In 1990, with the formal end of the 17-year dictatorship, she launched herself into a campaign to have the human rights abusers of the Pinochet regime brought to justice.
In 1998 she was the first person to file a suit against Pinochet. She was arrested and jailed briefly for describing the former dictator as a "psychopath who gained power using intrigue, treason and crime". She was released two days later after massive protests.

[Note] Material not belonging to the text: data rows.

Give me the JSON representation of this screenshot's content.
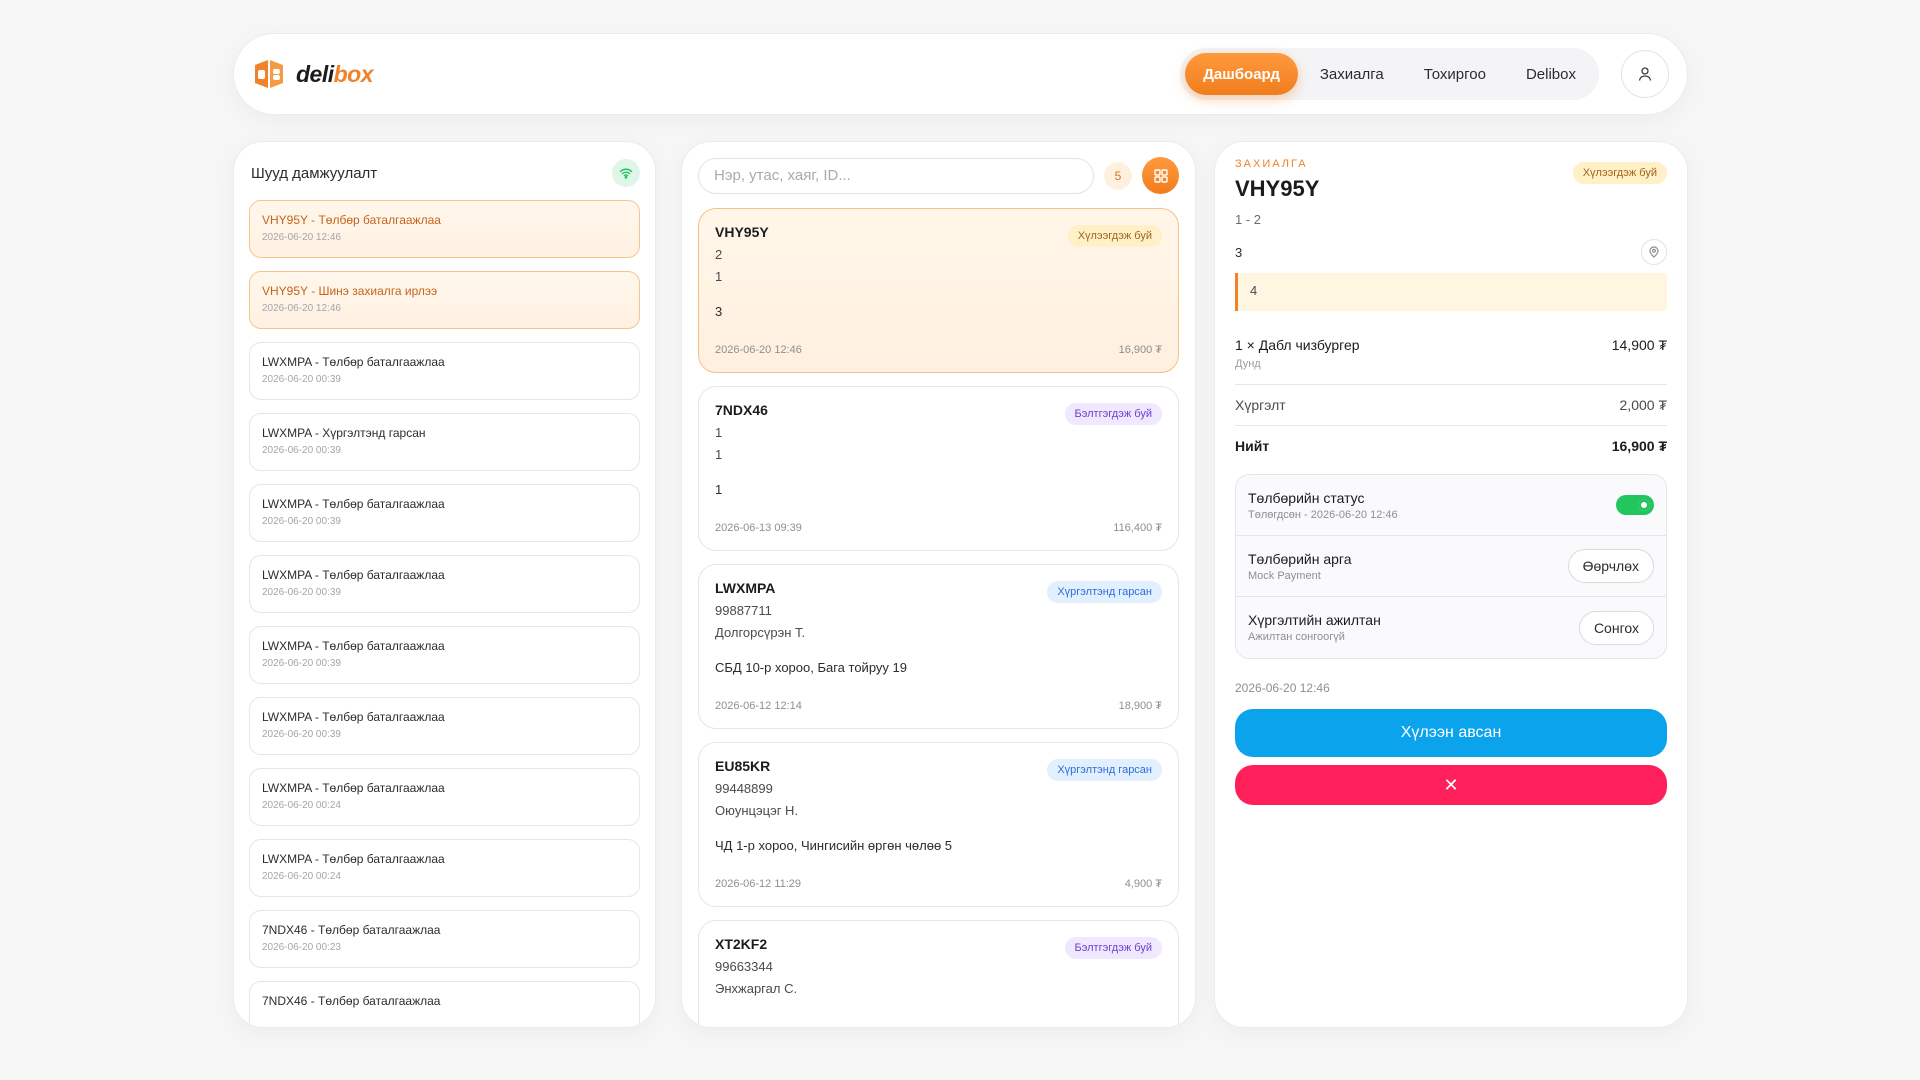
{
  "brand": {
    "name_a": "deli",
    "name_b": "box"
  },
  "nav": {
    "tabs": [
      "Дашбоард",
      "Захиалга",
      "Тохиргоо",
      "Delibox"
    ]
  },
  "feed": {
    "title": "Шууд дамжуулалт",
    "items": [
      {
        "text": "VHY95Y - Төлбөр баталгаажлаа",
        "time": "2026-06-20 12:46",
        "highlight": true
      },
      {
        "text": "VHY95Y - Шинэ захиалга ирлээ",
        "time": "2026-06-20 12:46",
        "highlight": true
      },
      {
        "text": "LWXMPA - Төлбөр баталгаажлаа",
        "time": "2026-06-20 00:39"
      },
      {
        "text": "LWXMPA - Хүргэлтэнд гарсан",
        "time": "2026-06-20 00:39"
      },
      {
        "text": "LWXMPA - Төлбөр баталгаажлаа",
        "time": "2026-06-20 00:39"
      },
      {
        "text": "LWXMPA - Төлбөр баталгаажлаа",
        "time": "2026-06-20 00:39"
      },
      {
        "text": "LWXMPA - Төлбөр баталгаажлаа",
        "time": "2026-06-20 00:39"
      },
      {
        "text": "LWXMPA - Төлбөр баталгаажлаа",
        "time": "2026-06-20 00:39"
      },
      {
        "text": "LWXMPA - Төлбөр баталгаажлаа",
        "time": "2026-06-20 00:24"
      },
      {
        "text": "LWXMPA - Төлбөр баталгаажлаа",
        "time": "2026-06-20 00:24"
      },
      {
        "text": "7NDX46 - Төлбөр баталгаажлаа",
        "time": "2026-06-20 00:23"
      },
      {
        "text": "7NDX46 - Төлбөр баталгаажлаа",
        "time": ""
      }
    ]
  },
  "orders": {
    "search_placeholder": "Нэр, утас, хаяг, ID...",
    "count": "5",
    "list": [
      {
        "code": "VHY95Y",
        "status": "Хүлээгдэж буй",
        "status_kind": "wait",
        "l1": "2",
        "l2": "1",
        "addr": "3",
        "time": "2026-06-20 12:46",
        "total": "16,900 ₮",
        "selected": true
      },
      {
        "code": "7NDX46",
        "status": "Бэлтгэгдэж буй",
        "status_kind": "prep",
        "l1": "1",
        "l2": "1",
        "addr": "1",
        "time": "2026-06-13 09:39",
        "total": "116,400 ₮"
      },
      {
        "code": "LWXMPA",
        "status": "Хүргэлтэнд гарсан",
        "status_kind": "done",
        "l1": "99887711",
        "l2": "Долгорсүрэн Т.",
        "addr": "СБД 10-р хороо, Бага тойруу 19",
        "time": "2026-06-12 12:14",
        "total": "18,900 ₮"
      },
      {
        "code": "EU85KR",
        "status": "Хүргэлтэнд гарсан",
        "status_kind": "done",
        "l1": "99448899",
        "l2": "Оюунцэцэг Н.",
        "addr": "ЧД 1-р хороо, Чингисийн өргөн чөлөө 5",
        "time": "2026-06-12 11:29",
        "total": "4,900 ₮"
      },
      {
        "code": "XT2KF2",
        "status": "Бэлтгэгдэж буй",
        "status_kind": "prep",
        "l1": "99663344",
        "l2": "Энхжаргал С.",
        "addr": "",
        "time": "",
        "total": ""
      }
    ]
  },
  "detail": {
    "label": "ЗАХИАЛГА",
    "code": "VHY95Y",
    "status": "Хүлээгдэж буй",
    "sub": "1 - 2",
    "addr": "3",
    "note": "4",
    "item_name": "1 × Дабл чизбургер",
    "item_price": "14,900 ₮",
    "item_size": "Дунд",
    "delivery_label": "Хүргэлт",
    "delivery_value": "2,000 ₮",
    "total_label": "Нийт",
    "total_value": "16,900 ₮",
    "pay_status_title": "Төлбөрийн статус",
    "pay_status_sub": "Төлөгдсөн - 2026-06-20 12:46",
    "pay_method_title": "Төлбөрийн арга",
    "pay_method_sub": "Mock Payment",
    "pay_method_btn": "Өөрчлөх",
    "courier_title": "Хүргэлтийн ажилтан",
    "courier_sub": "Ажилтан сонгоогүй",
    "courier_btn": "Сонгох",
    "time": "2026-06-20 12:46",
    "accept_btn": "Хүлээн авсан",
    "cancel_btn": "✕"
  },
  "colors": {
    "accent": "#f0822a",
    "blue": "#0aa3ec",
    "red": "#ff1f5a",
    "green": "#22c55e"
  }
}
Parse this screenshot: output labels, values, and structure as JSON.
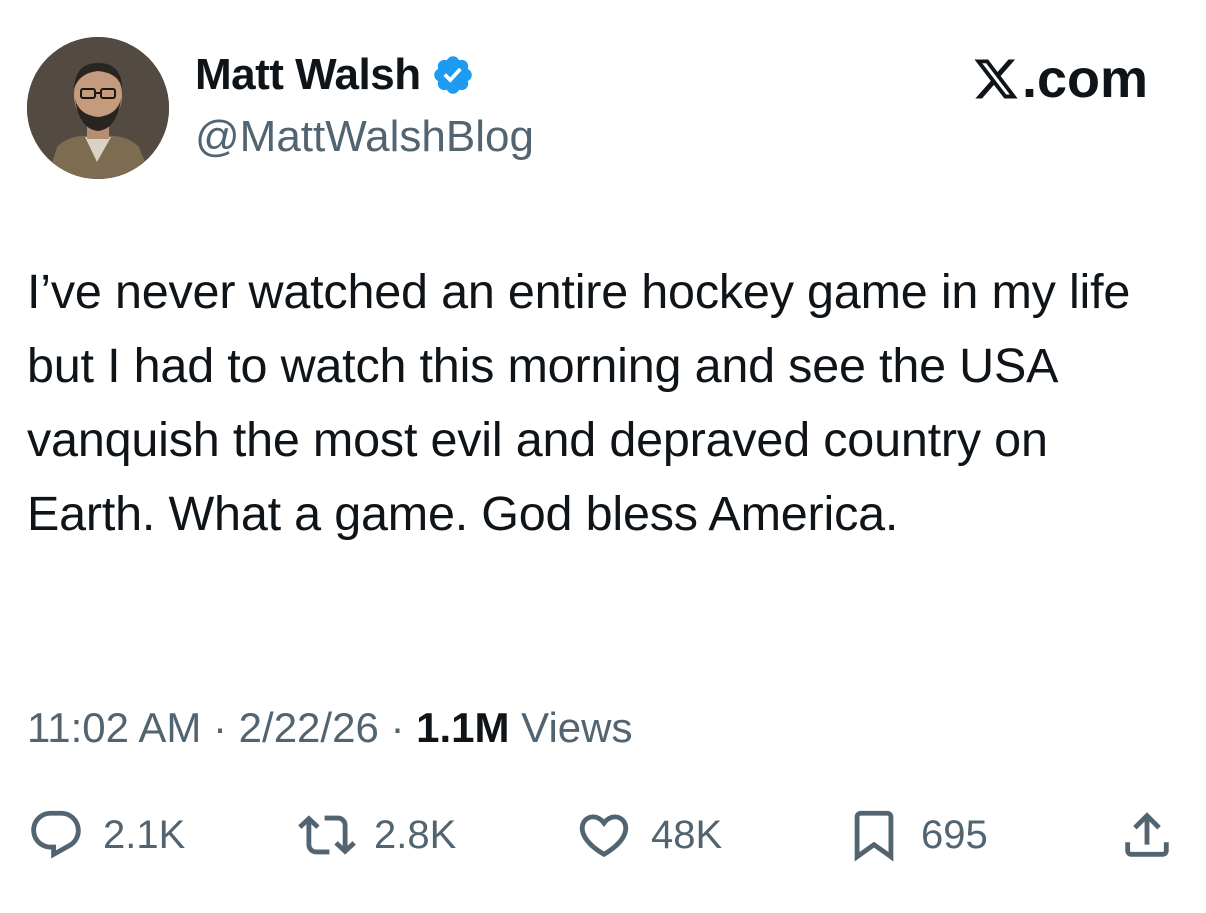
{
  "author": {
    "display_name": "Matt Walsh",
    "handle": "@MattWalshBlog",
    "verified": true
  },
  "brand": {
    "label": ".com"
  },
  "tweet": {
    "text": "I’ve never watched an entire hockey game in my life but I had to watch this morning and see the USA vanquish the most evil and depraved country on Earth. What a game. God bless America."
  },
  "meta": {
    "time": "11:02 AM",
    "date": "2/22/26",
    "separator": " · ",
    "views_count": "1.1M",
    "views_label": " Views"
  },
  "actions": {
    "replies": "2.1K",
    "reposts": "2.8K",
    "likes": "48K",
    "bookmarks": "695"
  },
  "colors": {
    "text_primary": "#0f1419",
    "text_secondary": "#536471",
    "verified_blue": "#1d9bf0"
  },
  "icons": [
    "reply-icon",
    "repost-icon",
    "like-icon",
    "bookmark-icon",
    "share-icon",
    "verified-badge-icon",
    "x-logo-icon"
  ]
}
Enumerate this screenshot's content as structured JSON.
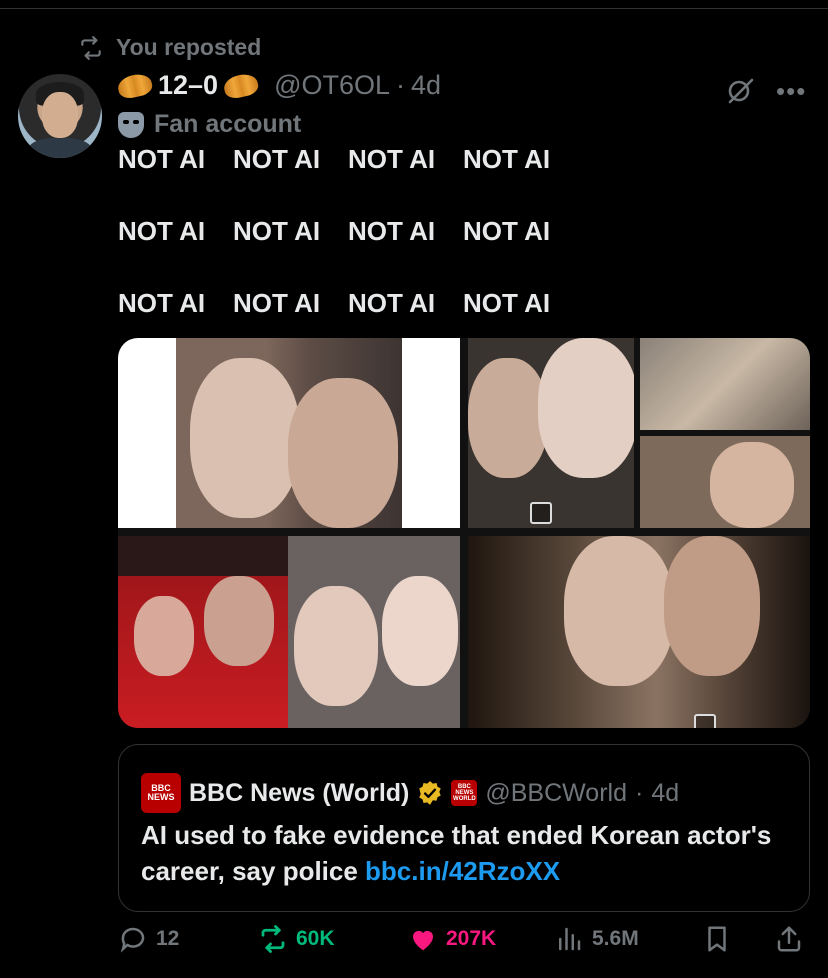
{
  "repost_header": {
    "label": "You reposted"
  },
  "author": {
    "display_name": "12–0",
    "handle": "@OT6OL",
    "separator": "·",
    "age": "4d",
    "label": "Fan account"
  },
  "tweet_text_lines": [
    [
      "NOT AI",
      "NOT AI",
      "NOT AI",
      "NOT AI"
    ],
    [
      "NOT AI",
      "NOT AI",
      "NOT AI",
      "NOT AI"
    ],
    [
      "NOT AI",
      "NOT AI",
      "NOT AI",
      "NOT AI"
    ]
  ],
  "quoted": {
    "logo_top": "BBC",
    "logo_bottom": "NEWS",
    "logo_small_bottom": "WORLD",
    "name": "BBC News (World)",
    "handle": "@BBCWorld",
    "separator": "·",
    "age": "4d",
    "text": "AI used to fake evidence that ended Korean actor's career, say police ",
    "link": "bbc.in/42RzoXX"
  },
  "actions": {
    "replies": "12",
    "reposts": "60K",
    "likes": "207K",
    "views": "5.6M"
  },
  "colors": {
    "background": "#000000",
    "muted": "#71767b",
    "repost_active": "#00ba7c",
    "like_active": "#f91880",
    "link": "#1d9bf0",
    "bbc_red": "#b80000"
  }
}
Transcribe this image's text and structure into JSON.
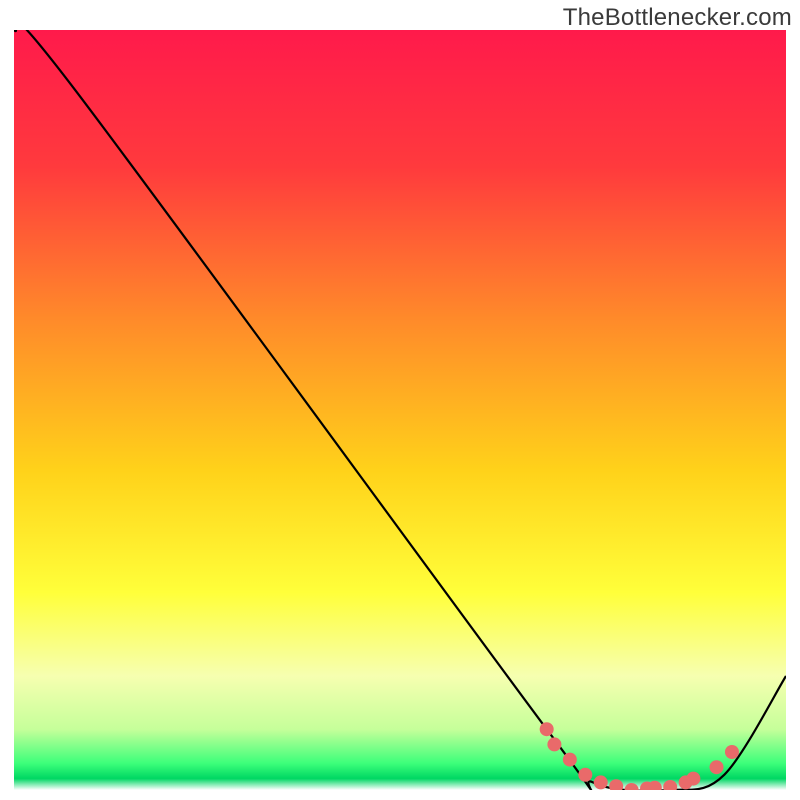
{
  "watermark": "TheBottlenecker.com",
  "chart_data": {
    "type": "line",
    "title": "",
    "xlabel": "",
    "ylabel": "",
    "xlim": [
      0,
      100
    ],
    "ylim": [
      0,
      100
    ],
    "grid": false,
    "legend": false,
    "series": [
      {
        "name": "curve",
        "x": [
          0,
          8,
          69,
          75,
          85,
          92,
          100
        ],
        "y": [
          100,
          92,
          8,
          1,
          0,
          2,
          15
        ]
      }
    ],
    "markers": {
      "name": "dots",
      "x": [
        69,
        70,
        72,
        74,
        76,
        78,
        80,
        82,
        83,
        85,
        87,
        88,
        91,
        93
      ],
      "y": [
        8,
        6,
        4,
        2,
        1,
        0.5,
        0,
        0.2,
        0.3,
        0.4,
        1,
        1.5,
        3,
        5
      ]
    },
    "gradient_stops": [
      {
        "offset": 0.0,
        "color": "#ff1a4b"
      },
      {
        "offset": 0.18,
        "color": "#ff3a3d"
      },
      {
        "offset": 0.38,
        "color": "#ff8a2a"
      },
      {
        "offset": 0.58,
        "color": "#ffd21a"
      },
      {
        "offset": 0.74,
        "color": "#ffff3a"
      },
      {
        "offset": 0.85,
        "color": "#f6ffb0"
      },
      {
        "offset": 0.92,
        "color": "#c6ff9a"
      },
      {
        "offset": 0.965,
        "color": "#3cff7a"
      },
      {
        "offset": 0.985,
        "color": "#00d763"
      },
      {
        "offset": 1.0,
        "color": "#ffffff"
      }
    ],
    "line_color": "#000000",
    "marker_color": "#e96a6a",
    "marker_radius": 7
  }
}
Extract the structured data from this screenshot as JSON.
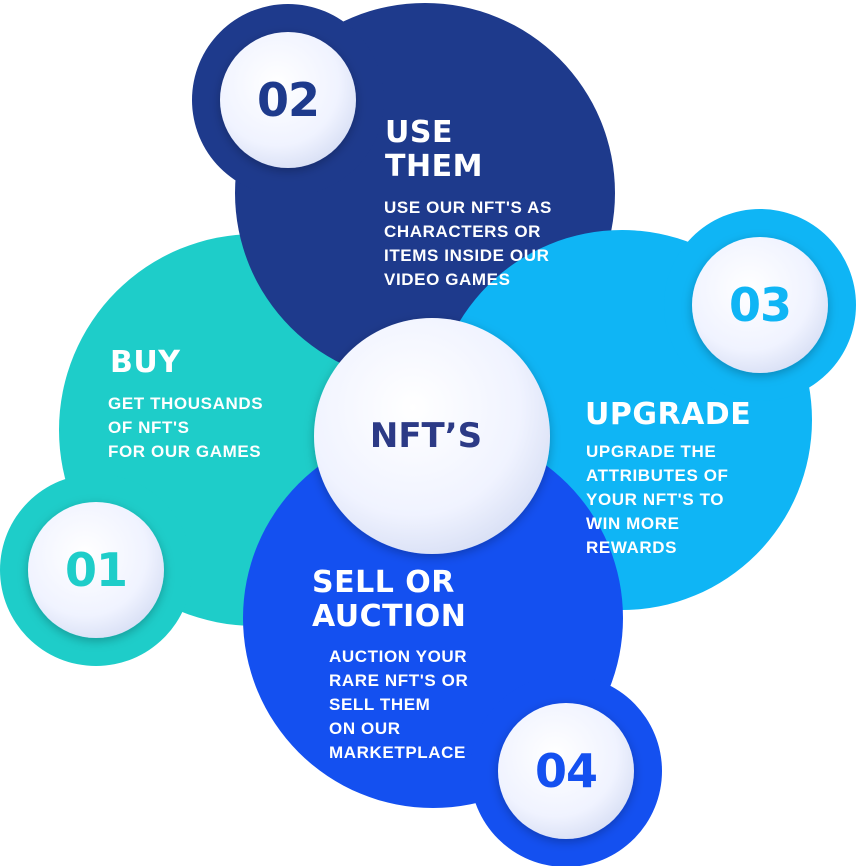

In 1998 she was the first woman to run for the presidency of the country. In 2003, a cancerous tumour was discovered on her brain. Surgeons in Stockholm operated on the tumour and she undertook extended therapy in Cuba. Even in these trying circumstances she maintained her activism. She completed a second volume of her autobiography and contributed regular articles to the CPC's weekly El Siglo. She took part in a debate against the idea of separating the "social" from the "political" aspects of matters considered by participants at the World Social Forum in Porto Alegre.
The deep respect for Marín and the huge turnout for her funeral have sparked a renewed interest in left politics. CPC General Secretary Guillermo Teiller told the media that Chile is witnessing "… the greatest political fervour since the fall of the dictatorship". Events have also thrown a number of questions about the political system in Chile into stark relief.
The electoral system works against the representation of the left in the national Parliament. Even though the left coalition Juntos Podemos (Together We Can), which includes the CPC, received solid support in the council and mayoral elections of last October, it is still effectively locked out of the parliament. "We are a bloc that achieved around 10 per cent of the vote at the last elections — we cannot keep being excluded", Teiller said.
At the funeral, Teiller also expressed his sadness that Chile had been robbed of the chance to have Gladys Marín serve once more in the Parliament. He recalled, though, her enthusiasm at the trend in Latin American and Chilean politics:
"Though she was already ill, Gladys knew intuitively and would tell us that new growth in the people's struggles and the forces of the left was very near. The most palpable confirmation of this perception was the surprising result registered in the last mayoral and council elections for Juntos Podemos, which was one of the greatest joys of the last days of her life."